Stephen Ennis Golf

Subscribe to my Newsletter

A fear of failure

Over the past number of years I have played less and less golf.  I’ve made the excuses of not having time to practice, not having time to play, needing a break from competitive golf and anything else that came to mind.

The truth is I was having a nightmare with my chipping to the point of having the Yips!  I know, the yips are associated with putting but it can affect any part of your game.

As a child I did not have access to a golf course but instead joined my local Pitch & Putt (P&P) course.  I loved the game, I was a little shy, unsure of myself and found P&P allowed me to escape into my own little world.  I could practice alone, make up games where I was the victorious hero, be adored by imaginary crowds and even attend to the odd press conference or two.  Imagination can drive a childhood.

When I started playing golf, I relied heavily on my P&P skills.  I hit a soft fade but kept the ball in play and when I got around the greens, I was back in my imaginary world where I could play any and every shot.  I could score.

I competed at a decent level as an amateur, won a couple of trophies and represented my golf club to the best of my ability.  I loved golf, I was good at it.  I never made the upper echelons of elite golf but I could hold my own.

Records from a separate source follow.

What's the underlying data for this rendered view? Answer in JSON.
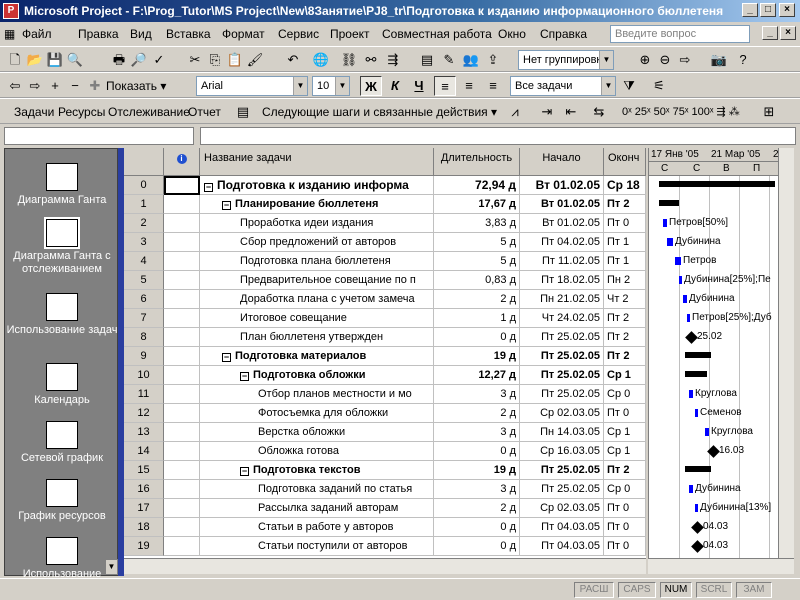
{
  "window": {
    "title": "Microsoft Project - F:\\Prog_Tutor\\MS Project\\New\\8Занятие\\PJ8_tr\\Подготовка к изданию информационного бюллетеня"
  },
  "menu": [
    "Файл",
    "Правка",
    "Вид",
    "Вставка",
    "Формат",
    "Сервис",
    "Проект",
    "Совместная работа",
    "Окно",
    "Справка"
  ],
  "help_box": {
    "placeholder": "Введите вопрос"
  },
  "toolbar1": {
    "grouping": "Нет группировки"
  },
  "toolbar2": {
    "show_label": "Показать",
    "font": "Arial",
    "size": "10",
    "filter": "Все задачи"
  },
  "toolbar3": {
    "tabs": [
      "Задачи",
      "Ресурсы",
      "Отслеживание",
      "Отчет"
    ],
    "next_steps": "Следующие шаги и связанные действия"
  },
  "views": [
    {
      "label": "Диаграмма Ганта"
    },
    {
      "label": "Диаграмма Ганта с отслеживанием"
    },
    {
      "label": "Использование задач"
    },
    {
      "label": "Календарь"
    },
    {
      "label": "Сетевой график"
    },
    {
      "label": "График ресурсов"
    },
    {
      "label": "Использование"
    }
  ],
  "columns": {
    "name": "Название задачи",
    "duration": "Длительность",
    "start": "Начало",
    "finish": "Оконч"
  },
  "gantt_header": {
    "weeks": [
      "17 Янв '05",
      "21 Мар '05",
      "2"
    ],
    "days": [
      "С",
      "С",
      "В",
      "П"
    ]
  },
  "tasks": [
    {
      "id": "0",
      "name": "Подготовка к изданию информа",
      "dur": "72,94 д",
      "start": "Вт 01.02.05",
      "finish": "Ср 18",
      "level": 0,
      "summary": true
    },
    {
      "id": "1",
      "name": "Планирование бюллетеня",
      "dur": "17,67 д",
      "start": "Вт 01.02.05",
      "finish": "Пт 2",
      "level": 1,
      "summary": true
    },
    {
      "id": "2",
      "name": "Проработка идеи издания",
      "dur": "3,83 д",
      "start": "Вт 01.02.05",
      "finish": "Пт 0",
      "level": 2,
      "summary": false
    },
    {
      "id": "3",
      "name": "Сбор предложений от авторов",
      "dur": "5 д",
      "start": "Пт 04.02.05",
      "finish": "Пт 1",
      "level": 2,
      "summary": false
    },
    {
      "id": "4",
      "name": "Подготовка плана бюллетеня",
      "dur": "5 д",
      "start": "Пт 11.02.05",
      "finish": "Пт 1",
      "level": 2,
      "summary": false
    },
    {
      "id": "5",
      "name": "Предварительное совещание по п",
      "dur": "0,83 д",
      "start": "Пт 18.02.05",
      "finish": "Пн 2",
      "level": 2,
      "summary": false
    },
    {
      "id": "6",
      "name": "Доработка плана с учетом замеча",
      "dur": "2 д",
      "start": "Пн 21.02.05",
      "finish": "Чт 2",
      "level": 2,
      "summary": false
    },
    {
      "id": "7",
      "name": "Итоговое совещание",
      "dur": "1 д",
      "start": "Чт 24.02.05",
      "finish": "Пт 2",
      "level": 2,
      "summary": false
    },
    {
      "id": "8",
      "name": "План бюллетеня утвержден",
      "dur": "0 д",
      "start": "Пт 25.02.05",
      "finish": "Пт 2",
      "level": 2,
      "summary": false
    },
    {
      "id": "9",
      "name": "Подготовка материалов",
      "dur": "19 д",
      "start": "Пт 25.02.05",
      "finish": "Пт 2",
      "level": 1,
      "summary": true
    },
    {
      "id": "10",
      "name": "Подготовка обложки",
      "dur": "12,27 д",
      "start": "Пт 25.02.05",
      "finish": "Ср 1",
      "level": 2,
      "summary": true
    },
    {
      "id": "11",
      "name": "Отбор планов местности и мо",
      "dur": "3 д",
      "start": "Пт 25.02.05",
      "finish": "Ср 0",
      "level": 3,
      "summary": false
    },
    {
      "id": "12",
      "name": "Фотосъемка для обложки",
      "dur": "2 д",
      "start": "Ср 02.03.05",
      "finish": "Пт 0",
      "level": 3,
      "summary": false
    },
    {
      "id": "13",
      "name": "Верстка обложки",
      "dur": "3 д",
      "start": "Пн 14.03.05",
      "finish": "Ср 1",
      "level": 3,
      "summary": false
    },
    {
      "id": "14",
      "name": "Обложка готова",
      "dur": "0 д",
      "start": "Ср 16.03.05",
      "finish": "Ср 1",
      "level": 3,
      "summary": false
    },
    {
      "id": "15",
      "name": "Подготовка текстов",
      "dur": "19 д",
      "start": "Пт 25.02.05",
      "finish": "Пт 2",
      "level": 2,
      "summary": true
    },
    {
      "id": "16",
      "name": "Подготовка заданий по статья",
      "dur": "3 д",
      "start": "Пт 25.02.05",
      "finish": "Ср 0",
      "level": 3,
      "summary": false
    },
    {
      "id": "17",
      "name": "Рассылка заданий авторам",
      "dur": "2 д",
      "start": "Ср 02.03.05",
      "finish": "Пт 0",
      "level": 3,
      "summary": false
    },
    {
      "id": "18",
      "name": "Статьи в работе у авторов",
      "dur": "0 д",
      "start": "Пт 04.03.05",
      "finish": "Пт 0",
      "level": 3,
      "summary": false
    },
    {
      "id": "19",
      "name": "Статьи поступили от авторов",
      "dur": "0 д",
      "start": "Пт 04.03.05",
      "finish": "Пт 0",
      "level": 3,
      "summary": false
    }
  ],
  "gantt_labels": [
    {
      "row": 2,
      "text": "Петров[50%]"
    },
    {
      "row": 3,
      "text": "Дубинина"
    },
    {
      "row": 4,
      "text": "Петров"
    },
    {
      "row": 5,
      "text": "Дубинина[25%];Пе"
    },
    {
      "row": 6,
      "text": "Дубинина"
    },
    {
      "row": 7,
      "text": "Петров[25%];Дуб"
    },
    {
      "row": 8,
      "text": "25.02"
    },
    {
      "row": 11,
      "text": "Круглова"
    },
    {
      "row": 12,
      "text": "Семенов"
    },
    {
      "row": 13,
      "text": "Круглова"
    },
    {
      "row": 14,
      "text": "16.03"
    },
    {
      "row": 16,
      "text": "Дубинина"
    },
    {
      "row": 17,
      "text": "Дубинина[13%]"
    },
    {
      "row": 18,
      "text": "04.03"
    },
    {
      "row": 19,
      "text": "04.03"
    }
  ],
  "status": {
    "items": [
      "РАСШ",
      "CAPS",
      "NUM",
      "SCRL",
      "ЗАМ"
    ],
    "active": "NUM"
  }
}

Then it happened, I had a bad day chipping.  That’s nothing, everyone has bad days chipping, but chipping is what I do.  Next time out I better chip better, people expect me to, I expect me to.

Next game, I hit my first chip badly, “cop on to yourself, your better than this”.  The next chip I started to feel a little pressure, “people are starting to look at you, what are you up to, right stay calm and just play your normal shot”, DUFF !!

I started to question my technique, every lie was a bad lie, every hole location was ridiculous.  I started to read about technique, try different methods, listen to advise and then one day I woke up in the middle of a golfing maze.  In my memory I could see where I wanted to get to but I couldn’t see the pathway back.

I effectively stopped playing golf out of a fear of failure.

It’s a horrible place to be, I love the game but my own psyche wouldn’t let me play.  I stayed away from playing and focused on my golf retail and coaching business.  I played the odd casual game when I went away with friends but when you’re in sunny places, armed with excuses, you can get away with bad golf.

But the excuses are a big part of the problem, man up and admit you’re not as good as you’d like to be.  Stop hiding and make a concerted effort to improve.  That’s what I did.

Recently, I was fortunate enough to meet Kendal McWade (EGU Coach) who helped me on the road to improvement.  He gave me straight forward information, helped me understand what the problem was and gave me ownership of the changes.  Now I’m not going to tell you I’m chipping like my hero, Seve, but I am back playing golf and enjoying it.  And for most of us, enjoying the game is what it’s all about.  I started to practice, work on the drills Kendal gave me, took a leap of faith and tried a few holes on my own and then, I recently played with a friend of mine and chipped the ball well.  I came away from the course with hope and a desire to play again.

So before you think about giving up this great game, please take my advice, go to your pro, get lessons, put in some practice, start playing the way you’d like to and start enjoying the game again.

Fear of failure gives way to love of the game!!

Subscribe to my Newsletter